_Records for the task_.

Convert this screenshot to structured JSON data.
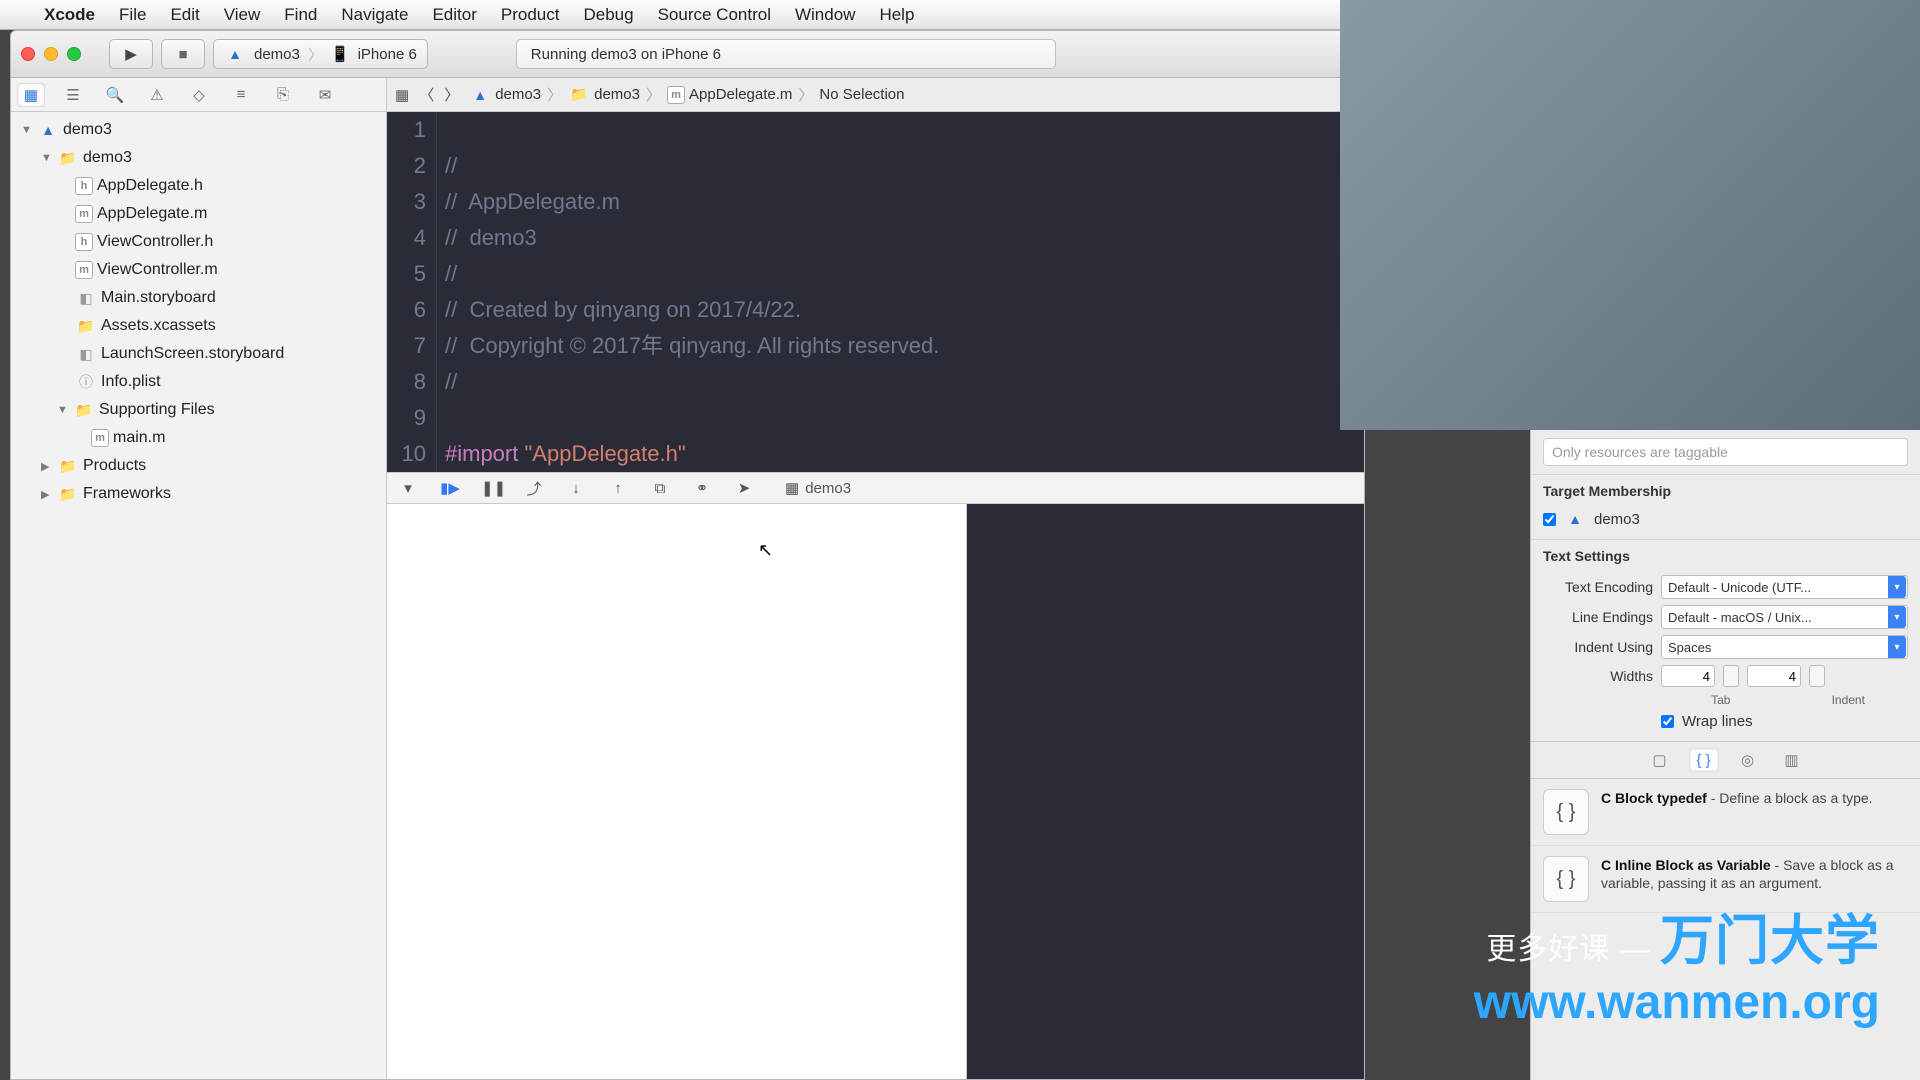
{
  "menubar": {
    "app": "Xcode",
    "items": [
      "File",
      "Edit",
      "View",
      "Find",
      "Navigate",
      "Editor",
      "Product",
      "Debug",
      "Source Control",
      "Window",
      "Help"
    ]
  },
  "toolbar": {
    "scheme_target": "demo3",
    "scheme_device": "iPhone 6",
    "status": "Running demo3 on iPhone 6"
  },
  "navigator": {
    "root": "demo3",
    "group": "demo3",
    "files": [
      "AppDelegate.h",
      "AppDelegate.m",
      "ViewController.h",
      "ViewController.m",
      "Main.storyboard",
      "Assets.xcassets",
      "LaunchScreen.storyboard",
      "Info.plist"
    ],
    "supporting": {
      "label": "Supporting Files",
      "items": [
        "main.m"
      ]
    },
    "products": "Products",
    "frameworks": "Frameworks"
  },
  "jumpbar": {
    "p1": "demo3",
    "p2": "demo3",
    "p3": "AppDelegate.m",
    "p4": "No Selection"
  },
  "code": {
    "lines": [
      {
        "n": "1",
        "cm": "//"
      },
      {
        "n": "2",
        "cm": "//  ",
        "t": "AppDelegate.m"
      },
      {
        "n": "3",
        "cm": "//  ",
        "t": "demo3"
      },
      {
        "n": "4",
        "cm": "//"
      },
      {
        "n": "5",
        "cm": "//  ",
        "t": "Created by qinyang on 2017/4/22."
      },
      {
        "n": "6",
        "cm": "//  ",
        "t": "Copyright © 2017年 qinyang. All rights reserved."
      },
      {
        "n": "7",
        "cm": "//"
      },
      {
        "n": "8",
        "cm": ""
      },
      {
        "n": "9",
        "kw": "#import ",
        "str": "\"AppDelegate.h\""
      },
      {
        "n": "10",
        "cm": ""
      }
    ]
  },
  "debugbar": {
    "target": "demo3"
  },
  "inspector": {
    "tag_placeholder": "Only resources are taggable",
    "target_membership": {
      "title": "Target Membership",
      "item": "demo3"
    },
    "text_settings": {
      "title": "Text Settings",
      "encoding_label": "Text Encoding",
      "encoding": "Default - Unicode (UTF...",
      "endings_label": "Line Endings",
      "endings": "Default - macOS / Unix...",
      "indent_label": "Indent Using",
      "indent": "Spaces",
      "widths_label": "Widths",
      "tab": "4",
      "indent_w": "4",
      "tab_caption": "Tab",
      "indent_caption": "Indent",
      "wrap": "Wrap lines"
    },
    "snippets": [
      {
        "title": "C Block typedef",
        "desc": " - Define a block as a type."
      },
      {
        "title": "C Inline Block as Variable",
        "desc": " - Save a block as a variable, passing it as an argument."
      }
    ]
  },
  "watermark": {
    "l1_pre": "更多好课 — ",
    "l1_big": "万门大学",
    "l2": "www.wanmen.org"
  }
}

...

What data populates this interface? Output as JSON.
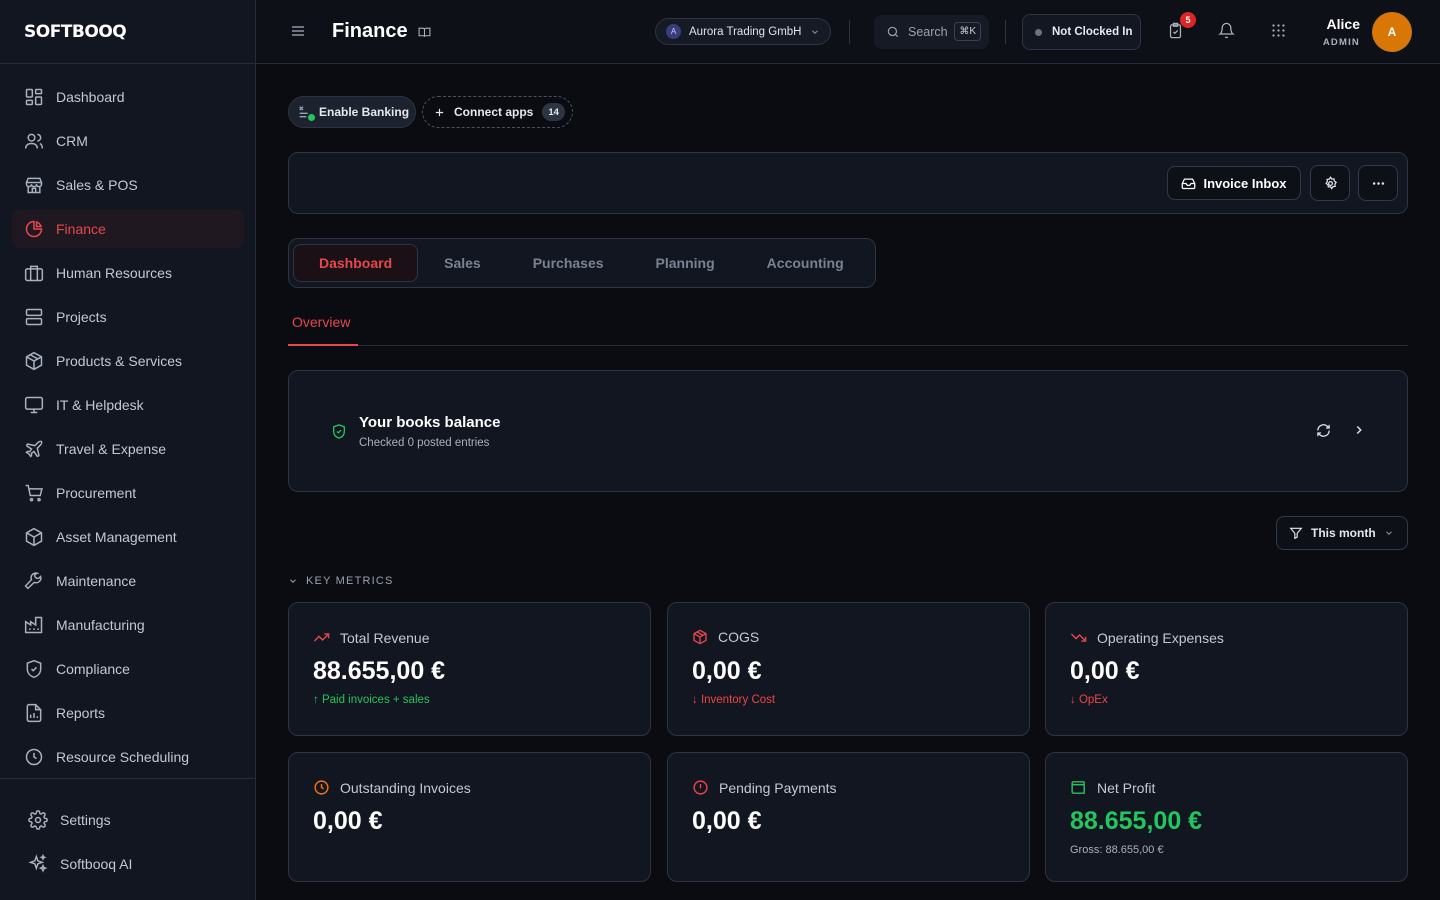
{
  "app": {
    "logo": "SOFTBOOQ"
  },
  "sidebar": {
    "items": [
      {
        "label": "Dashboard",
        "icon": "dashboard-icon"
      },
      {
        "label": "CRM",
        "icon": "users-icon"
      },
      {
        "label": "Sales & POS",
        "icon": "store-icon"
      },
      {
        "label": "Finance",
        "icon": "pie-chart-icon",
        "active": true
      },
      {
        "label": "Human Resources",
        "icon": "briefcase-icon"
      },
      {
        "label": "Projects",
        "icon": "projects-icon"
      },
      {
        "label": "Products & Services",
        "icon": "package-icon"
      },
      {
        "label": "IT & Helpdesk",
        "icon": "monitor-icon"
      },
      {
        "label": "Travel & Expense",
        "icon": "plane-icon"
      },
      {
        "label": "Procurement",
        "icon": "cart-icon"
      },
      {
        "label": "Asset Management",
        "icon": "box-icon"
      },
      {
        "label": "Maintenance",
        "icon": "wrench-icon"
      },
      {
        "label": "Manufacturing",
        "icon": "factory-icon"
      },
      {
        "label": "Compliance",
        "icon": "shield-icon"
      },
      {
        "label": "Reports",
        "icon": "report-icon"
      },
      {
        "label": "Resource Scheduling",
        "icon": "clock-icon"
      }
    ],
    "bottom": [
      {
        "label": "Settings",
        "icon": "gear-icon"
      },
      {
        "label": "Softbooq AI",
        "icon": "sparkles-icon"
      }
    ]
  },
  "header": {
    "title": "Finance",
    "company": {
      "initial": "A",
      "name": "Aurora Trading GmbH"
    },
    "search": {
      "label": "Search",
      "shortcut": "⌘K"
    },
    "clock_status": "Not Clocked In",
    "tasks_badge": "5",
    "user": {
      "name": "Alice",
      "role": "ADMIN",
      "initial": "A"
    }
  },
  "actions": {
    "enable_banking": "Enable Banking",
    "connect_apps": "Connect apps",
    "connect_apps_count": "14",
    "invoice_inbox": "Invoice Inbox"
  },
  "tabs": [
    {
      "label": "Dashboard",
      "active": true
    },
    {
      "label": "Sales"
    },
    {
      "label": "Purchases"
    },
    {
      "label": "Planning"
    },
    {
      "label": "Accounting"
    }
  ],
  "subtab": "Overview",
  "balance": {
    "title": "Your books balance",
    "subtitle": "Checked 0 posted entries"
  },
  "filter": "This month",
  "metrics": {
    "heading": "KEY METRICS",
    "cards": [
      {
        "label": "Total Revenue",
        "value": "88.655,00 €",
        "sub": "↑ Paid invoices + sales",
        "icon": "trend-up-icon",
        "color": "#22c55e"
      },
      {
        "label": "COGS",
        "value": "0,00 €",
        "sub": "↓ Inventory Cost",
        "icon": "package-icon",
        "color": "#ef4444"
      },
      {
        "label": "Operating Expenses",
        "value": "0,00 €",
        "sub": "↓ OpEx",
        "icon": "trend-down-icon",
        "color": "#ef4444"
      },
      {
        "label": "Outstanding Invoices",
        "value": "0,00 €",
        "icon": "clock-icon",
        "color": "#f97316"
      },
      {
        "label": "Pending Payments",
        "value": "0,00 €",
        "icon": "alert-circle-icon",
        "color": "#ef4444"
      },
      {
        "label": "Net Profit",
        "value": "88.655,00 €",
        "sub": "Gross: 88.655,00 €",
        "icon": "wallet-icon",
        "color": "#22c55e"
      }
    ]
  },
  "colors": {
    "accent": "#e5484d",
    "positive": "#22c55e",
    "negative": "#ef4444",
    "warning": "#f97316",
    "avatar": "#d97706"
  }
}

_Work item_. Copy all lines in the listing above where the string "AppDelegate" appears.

_Task output_.
      "AppDelegate.h",
      "AppDelegate.m",
    "p3": "AppDelegate.m",
        "t": "AppDelegate.m"
        "str": "\"AppDelegate.h\""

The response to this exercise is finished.